The transmission is a simple planetary gearset that can via software direct ICE rpm and torque to the generator (MG1) and the drive shaft. ICE rpm and torque can be split between MG1 and the drive shaft independently. The traction motor (MG2) is connected to the drive shaft and can be used as a motor or generator. When used as a motor, MG2 propels the car. When used as a generator, MG2 is simulating ICE braking (foot off the brake) or slowing the car down when pressing the brake pedal (regeneration). MG1 can also be used as a motor or generator. When used as a motor, MG1 can be used to reduce ICE rpm. This allows ICE to operate more efficiently (high torque, lower rpm).
The software that controls the transmission has several modes of operation which has been discussed in previous threads and meets driver's requests (accelerating / braking / gear shifting and so forth). The software has been updated several times. The presumption is that the software updates either enhance efficiency or reliabiltiy. I believe that increasing the electric mode operational speed up to 85 mph allows ICE to operate in positive split mode more frequently which should enhance higher speed efficiency since electric mode can now be used to deplete the HVB at higher speeds when efficient to do so and then to charge the HVB back up when efficient to do so. IMO, this change is beneficial to hypermilers and those using cruise control at higher speeds. Of course, lower speeds is still more efficient with respect to FE because aero drag kills FE at high speed. From the Manual:
Torque Determination and Energy Management
The TCM is responsible for torque determination and energy management functions. The TCM monitors gear selector position (PRNDL), brake pedal position (BPP) and accelerator pedal position (APP). The TCM then makes a torque command determination. Positive torque is perceived as vehicle acceleration and negative torque is perceived as braking.
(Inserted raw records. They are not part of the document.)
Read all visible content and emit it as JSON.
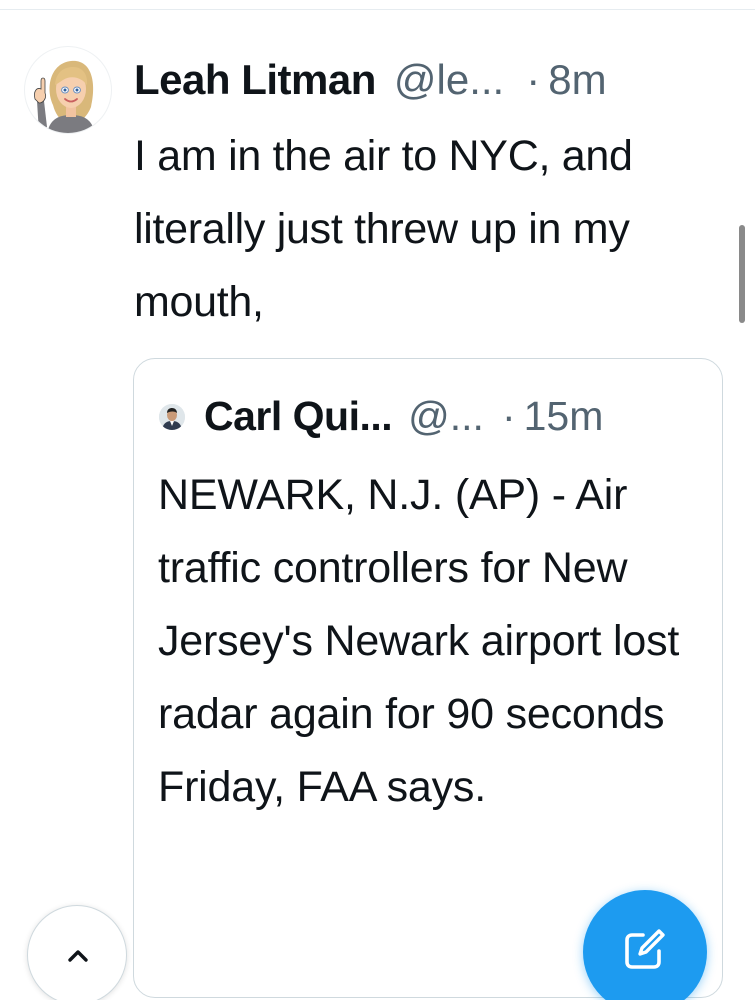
{
  "tweet": {
    "author_name": "Leah Litman",
    "author_handle": "@le...",
    "separator": "·",
    "time": "8m",
    "text": "I am in the air to NYC, and literally just threw up in my mouth,",
    "avatar_icon": "bitmoji-avatar-icon",
    "quoted": {
      "author_name": "Carl Qui...",
      "author_handle": "@...",
      "separator": "·",
      "time": "15m",
      "text": "NEWARK, N.J. (AP) - Air traffic controllers for New Jersey's Newark airport lost radar again for 90 seconds Friday, FAA says.",
      "avatar_icon": "profile-photo-icon"
    }
  },
  "controls": {
    "scroll_top_icon": "chevron-up-icon",
    "compose_icon": "compose-icon"
  },
  "colors": {
    "accent": "#1d9bf0",
    "text_primary": "#0f1419",
    "text_secondary": "#536471",
    "border": "#cfd9de"
  }
}
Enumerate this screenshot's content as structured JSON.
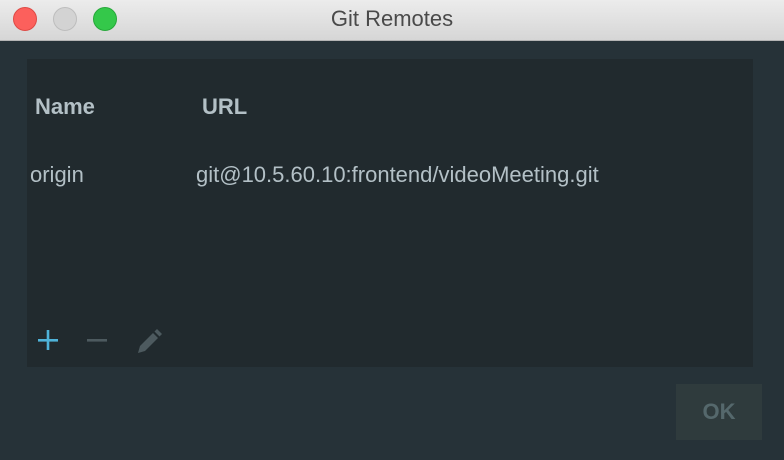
{
  "window": {
    "title": "Git Remotes"
  },
  "table": {
    "columns": [
      "Name",
      "URL"
    ],
    "rows": [
      {
        "name": "origin",
        "url": "git@10.5.60.10:frontend/videoMeeting.git"
      }
    ]
  },
  "toolbar": {
    "add_icon": "plus-icon",
    "remove_icon": "minus-icon",
    "edit_icon": "pencil-icon"
  },
  "footer": {
    "ok_label": "OK"
  },
  "colors": {
    "background": "#263238",
    "panel": "#212a2e",
    "text": "#b3c0c6",
    "accent": "#4fb3d9",
    "disabled": "#4d5a5f",
    "close": "#fc605c",
    "zoom": "#34c84a"
  }
}
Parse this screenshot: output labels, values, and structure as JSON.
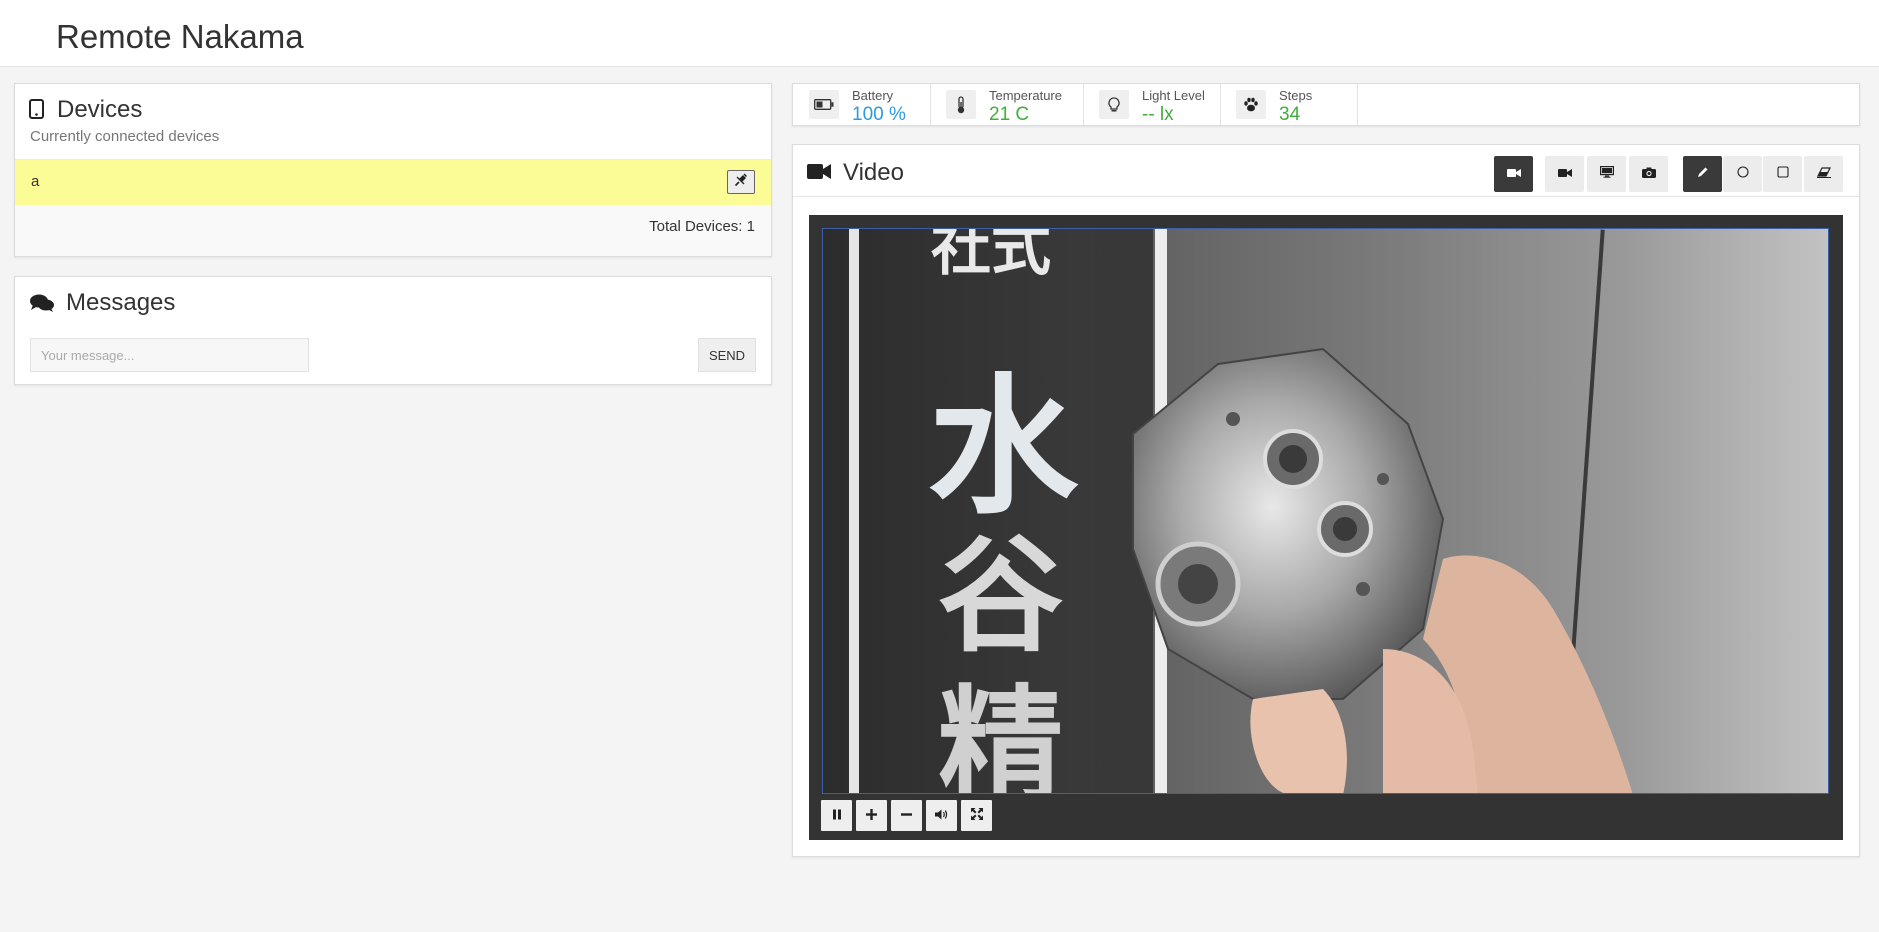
{
  "app": {
    "title": "Remote Nakama"
  },
  "devices": {
    "title": "Devices",
    "subtitle": "Currently connected devices",
    "items": [
      {
        "name": "a",
        "action_icon": "plug-disconnect-icon"
      }
    ],
    "total_text": "Total Devices: 1"
  },
  "messages": {
    "title": "Messages",
    "input_placeholder": "Your message...",
    "input_value": "",
    "send_label": "SEND"
  },
  "status": [
    {
      "label": "Battery",
      "value": "100 %",
      "icon": "battery-icon",
      "color": "#2d9ae0"
    },
    {
      "label": "Temperature",
      "value": "21 C",
      "icon": "thermometer-icon",
      "color": "#3fae3a"
    },
    {
      "label": "Light Level",
      "value": "-- lx",
      "icon": "lightbulb-icon",
      "color": "#3fae3a"
    },
    {
      "label": "Steps",
      "value": "34",
      "icon": "paw-icon",
      "color": "#3fae3a"
    }
  ],
  "video": {
    "title": "Video",
    "toolbar": [
      {
        "name": "video-toggle",
        "icon": "video-camera-icon",
        "active": true
      },
      {
        "name": "camera-source",
        "icon": "video-camera-icon",
        "active": false
      },
      {
        "name": "screen-share",
        "icon": "monitor-icon",
        "active": false
      },
      {
        "name": "snapshot",
        "icon": "camera-icon",
        "active": false
      },
      {
        "name": "pen-tool",
        "icon": "pencil-icon",
        "active": true
      },
      {
        "name": "circle-tool",
        "icon": "circle-icon",
        "active": false
      },
      {
        "name": "rectangle-tool",
        "icon": "square-icon",
        "active": false
      },
      {
        "name": "eraser-tool",
        "icon": "eraser-icon",
        "active": false
      }
    ],
    "overlay_text": [
      "社式",
      "水",
      "谷",
      "精"
    ],
    "controls": [
      "pause-icon",
      "zoom-in-icon",
      "zoom-out-icon",
      "volume-icon",
      "fullscreen-icon"
    ]
  },
  "colors": {
    "highlight_row": "#fcfc97",
    "accent_blue": "#2d9ae0",
    "accent_green": "#3fae3a",
    "active_button": "#3a3a3a"
  }
}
Based on the amount of torque requested by the driver, the TCM decides which power source has to deliver the torque to meet the driver demand while the powertrain system is running most efficiently.
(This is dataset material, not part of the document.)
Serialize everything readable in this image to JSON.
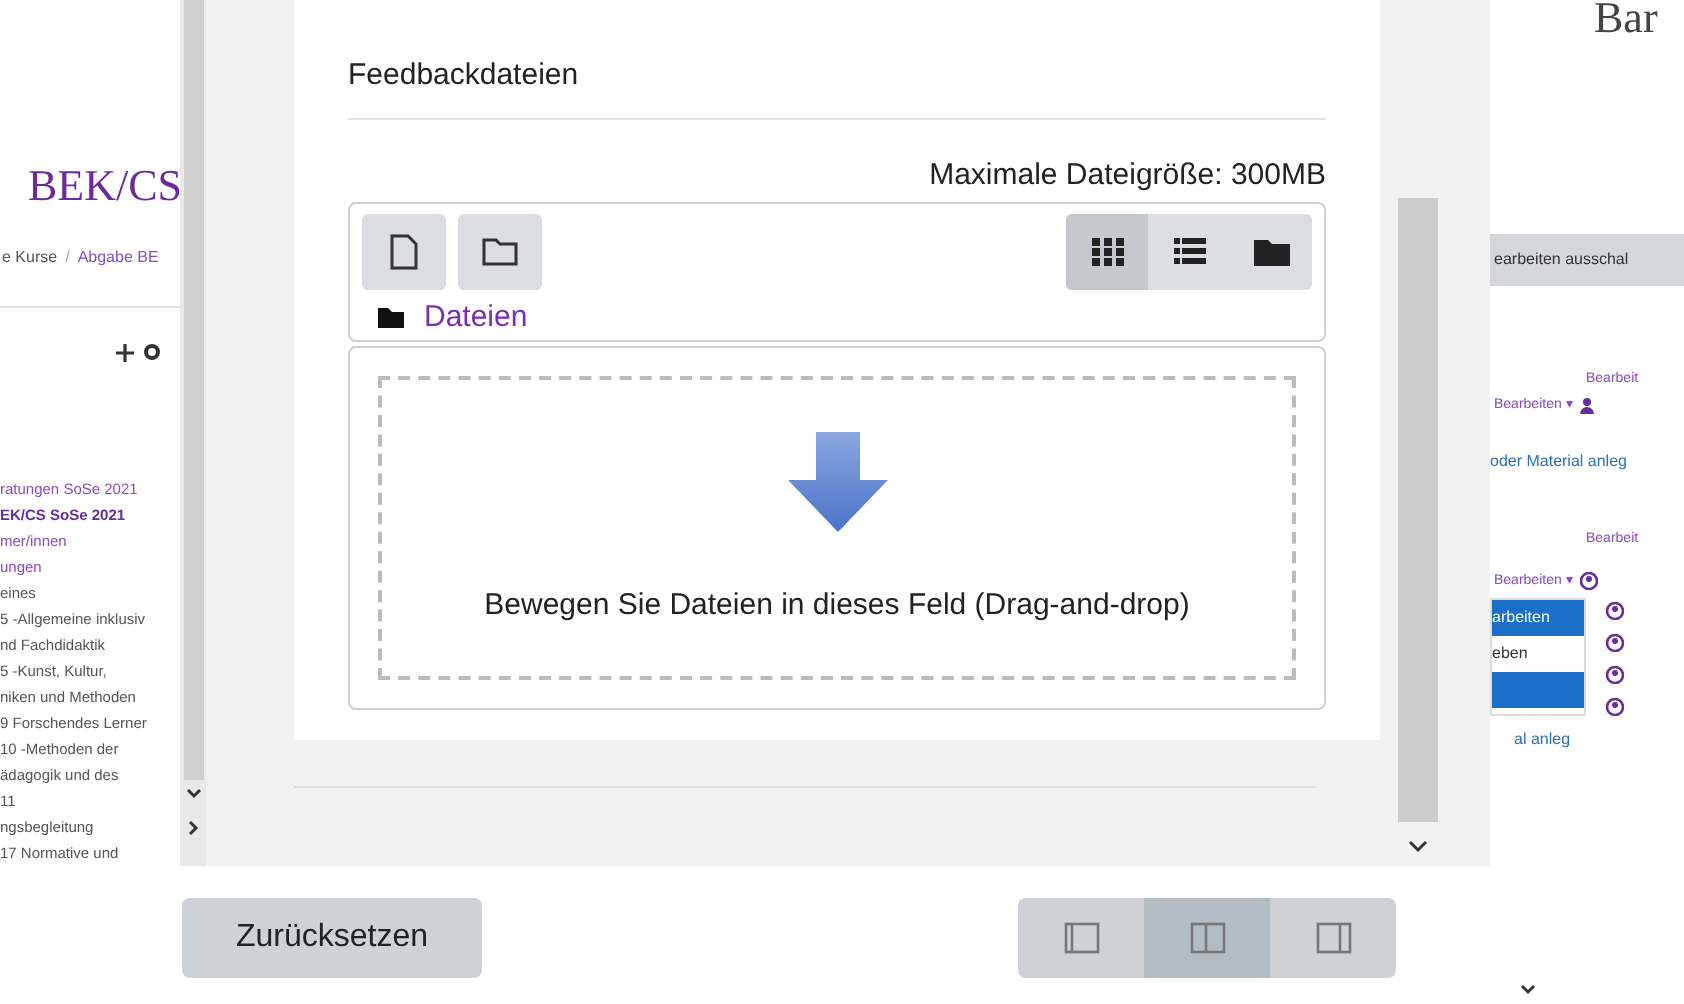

There are five fundamental operating modes in the hybrid electric system:
- series mode
- electric mode
- positive split mode
- negative split mode
- engine cranking mode
The system operates in this mode when the engine is running and the vehicle is not moving. This is the preferred mode whenever the high voltage traction battery is charging, passenger compartment temperature control, high voltage traction battery temperature control or catalyst warm up is necessary.
The system operates in this mode when the vehicle is propelled by the electrical power stored in the high voltage traction battery. The torque is supplied to the output shafts by the traction motor. This is the preferred mode whenever the desired torque is low and can be produced more efficiently by the electrical system than the engine. The electric mode is also used in reverse because the engine can deliver torque only in a forward direction.
Positive Split Mode
The system operates in this mode when the engine is running and powering the generator motor which produces the electricity. The power from the engine is split between the path through the generator motor and the path to the output shafts of the vehicle. The electricity produced by the generator motor charges the high voltage traction battery or powers the traction motor. In this mode the traction motor can operate as a motor or as a generator to make up the difference between engine torque and desired torque at the wheels. This mode is preferred whenever the traction battery needs to be charged or at moderate loads at low speeds.
Negative Split Mode
The system operates in this mode when the engine is running but the generator motor is reducing the engine speed. This mode is never preferred but occurs if the engine is running, the vehicle speed is high, the high voltage traction battery is charged.
Engine Cranking Mode
The generator motor provides the engine cranking function to start or restart the internal combustion engine. When the PCM requests the engine cranking mode, the generator motor rapidly accelerates the engine speed up to about 950 RPM in about 0.3 seconds. When the engine speed reaches a calibrated speed the PCM commands the delivery of fuel and spark at the appropriate time.